“The learned counsel for the petitioner concedes that no notice of the alleged divorce was given to the Chairman as required by section 7(1) of the Muslim Family Laws Ordinance. That being so the alleged divorce, in view of the express provision of the sub-section (3) of section 7 of the said Ordinance, is yet to become effective”
1970 SCMR 845
The above stated view in PLD 1963 SC 51 and 1970 SCMR 845 was supported in 1984 SCMR 583 and NLR 1987 SCJ 239.
Now, the position which emerges is that according to the Supreme Court talaq in any mode whatsoever, does not take effect unless a notice is delivered to the Chairman. On the other hand, the Federal Shariat Court directly saying nothing about the service of notice to the Chairman, however, holding that the period of iddat should run from the pronouncement of talaq rather than the delivery of notice and this period is to be calculated strictly in accordance with the rules of Islamic Law. There is an inherent contradiction between the verdicts of the two respectable Courts because if the period of iddat is to run from the pronouncement of talaq and is to be calculated in accordance with the Islamic Law then the talaq would become effective on the expiry of such Islamic period of iddat and not from the delivery of notice. In other words, the requirement of notice to the Chairman in order for the talaq to be effective has been done away by the Hon’ble Shariat Court.
I would like to end this discourse with a judgment of the Hon’ble Supreme Court of Pakistan wherein the addition of Chapter 3-A in the Constitution of Islamic Republic of Pakistan was taken into consideration and on conjunctive reading of Articles 203-A to 203-J it was held as under:

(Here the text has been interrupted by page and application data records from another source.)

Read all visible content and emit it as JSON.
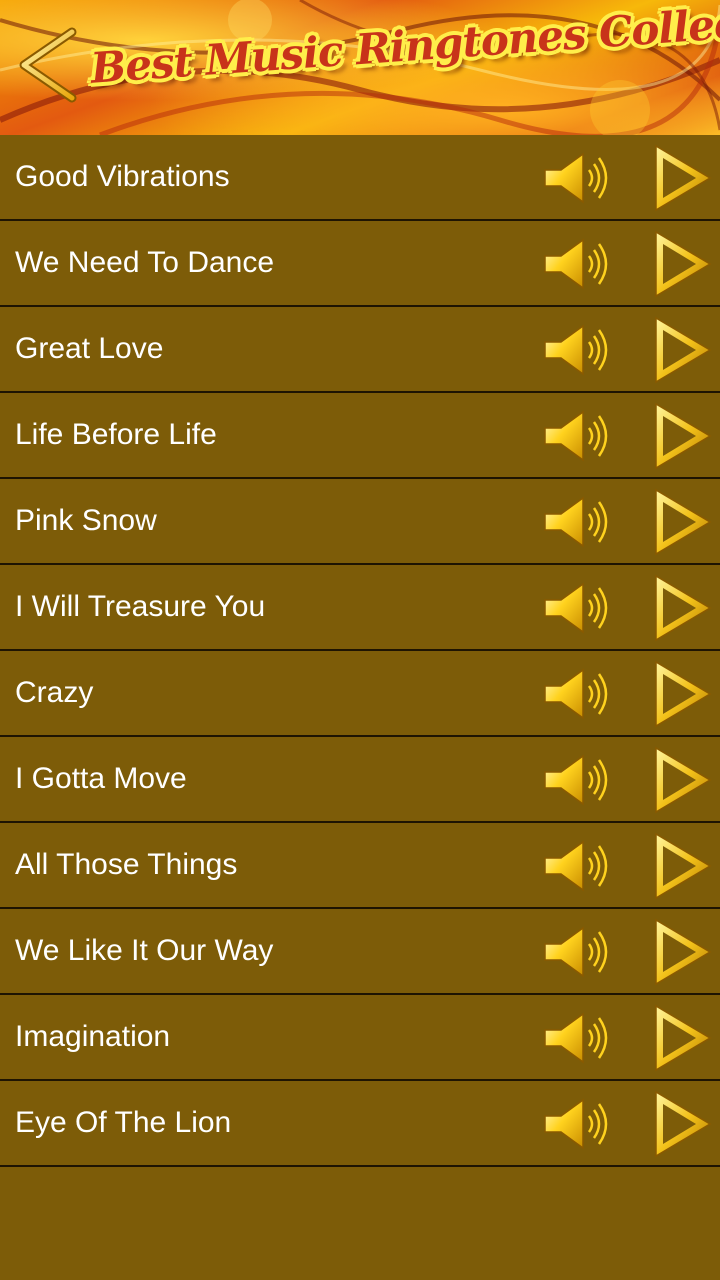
{
  "header": {
    "title": "Best Music Ringtones Collection",
    "back_icon": "back-arrow-icon"
  },
  "ringtones": [
    {
      "title": "Good Vibrations"
    },
    {
      "title": "We Need To Dance"
    },
    {
      "title": "Great Love"
    },
    {
      "title": "Life Before Life"
    },
    {
      "title": "Pink Snow"
    },
    {
      "title": "I Will Treasure You"
    },
    {
      "title": "Crazy"
    },
    {
      "title": "I Gotta Move"
    },
    {
      "title": "All Those Things"
    },
    {
      "title": "We Like It Our Way"
    },
    {
      "title": "Imagination"
    },
    {
      "title": "Eye Of The Lion"
    }
  ],
  "icons": {
    "set_ringtone": "speaker-icon",
    "play": "play-icon"
  },
  "colors": {
    "background": "#7d5c08",
    "row_divider": "#1e1402",
    "text": "#ffffff",
    "icon_gold": "#ffd21e",
    "title_red": "#c8331a",
    "title_outline": "#ffee4a"
  }
}
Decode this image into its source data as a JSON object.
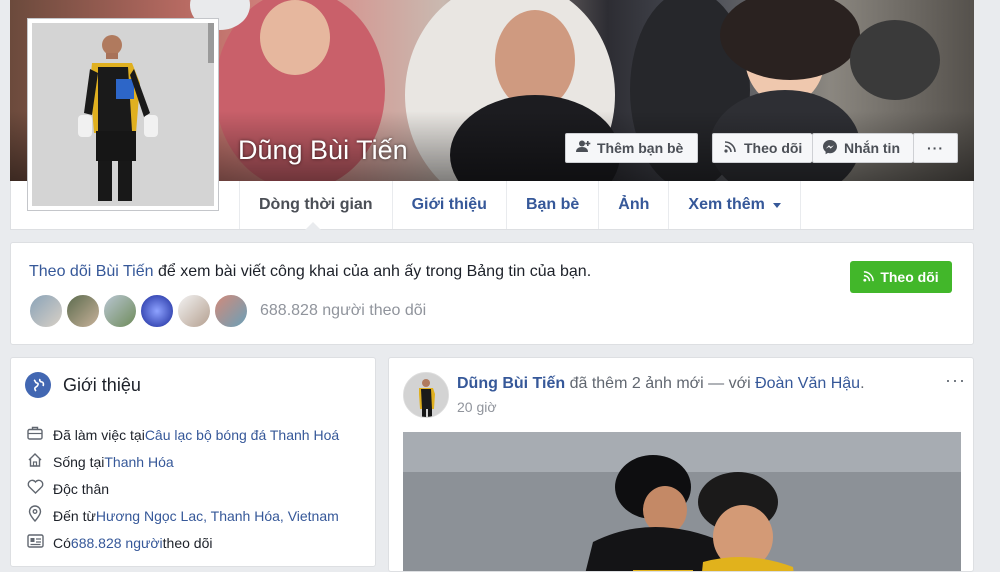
{
  "profile": {
    "name": "Dũng Bùi Tiến"
  },
  "cover_actions": [
    {
      "label": "Thêm bạn bè",
      "icon": "add-friend-icon"
    },
    {
      "label": "Theo dõi",
      "icon": "rss-icon"
    },
    {
      "label": "Nhắn tin",
      "icon": "messenger-icon"
    },
    {
      "label": "···",
      "icon": "more-icon"
    }
  ],
  "nav": {
    "tabs": [
      {
        "label": "Dòng thời gian",
        "active": true
      },
      {
        "label": "Giới thiệu"
      },
      {
        "label": "Bạn bè"
      },
      {
        "label": "Ảnh"
      },
      {
        "label": "Xem thêm",
        "dropdown": true
      }
    ]
  },
  "follow": {
    "link_text": "Theo dõi Bùi Tiến",
    "rest_text": " để xem bài viết công khai của anh ấy trong Bảng tin của bạn.",
    "button_label": "Theo dõi",
    "follower_count": "688.828 người theo dõi",
    "button_color": "#42b72a"
  },
  "intro": {
    "title": "Giới thiệu",
    "rows": [
      {
        "icon": "briefcase-icon",
        "prefix": "Đã làm việc tại ",
        "link": "Câu lạc bộ bóng đá Thanh Hoá",
        "suffix": ""
      },
      {
        "icon": "home-icon",
        "prefix": "Sống tại ",
        "link": "Thanh Hóa",
        "suffix": ""
      },
      {
        "icon": "heart-icon",
        "prefix": "Độc thân",
        "link": "",
        "suffix": ""
      },
      {
        "icon": "location-pin-icon",
        "prefix": "Đến từ ",
        "link": "Hương Ngọc Lac, Thanh Hóa, Vietnam",
        "suffix": ""
      },
      {
        "icon": "followers-icon",
        "prefix": "Có ",
        "link": "688.828 người",
        "suffix": " theo dõi"
      }
    ]
  },
  "post": {
    "author": "Dũng Bùi Tiến",
    "action": " đã thêm 2 ảnh mới — với ",
    "tagged": "Đoàn Văn Hậu",
    "end": ".",
    "time": "20 giờ",
    "more": "···"
  },
  "colors": {
    "link": "#365899",
    "background": "#e9ebee"
  }
}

“These provisions when read together would mean that findings of the Federal Shariat Court, if the same is either not challenged in the Sharaiat Appellate Bench of the Supreme Court or challenged, but maintained, would be binding even on the Supreme Court.”
1993 SCMR 1718ss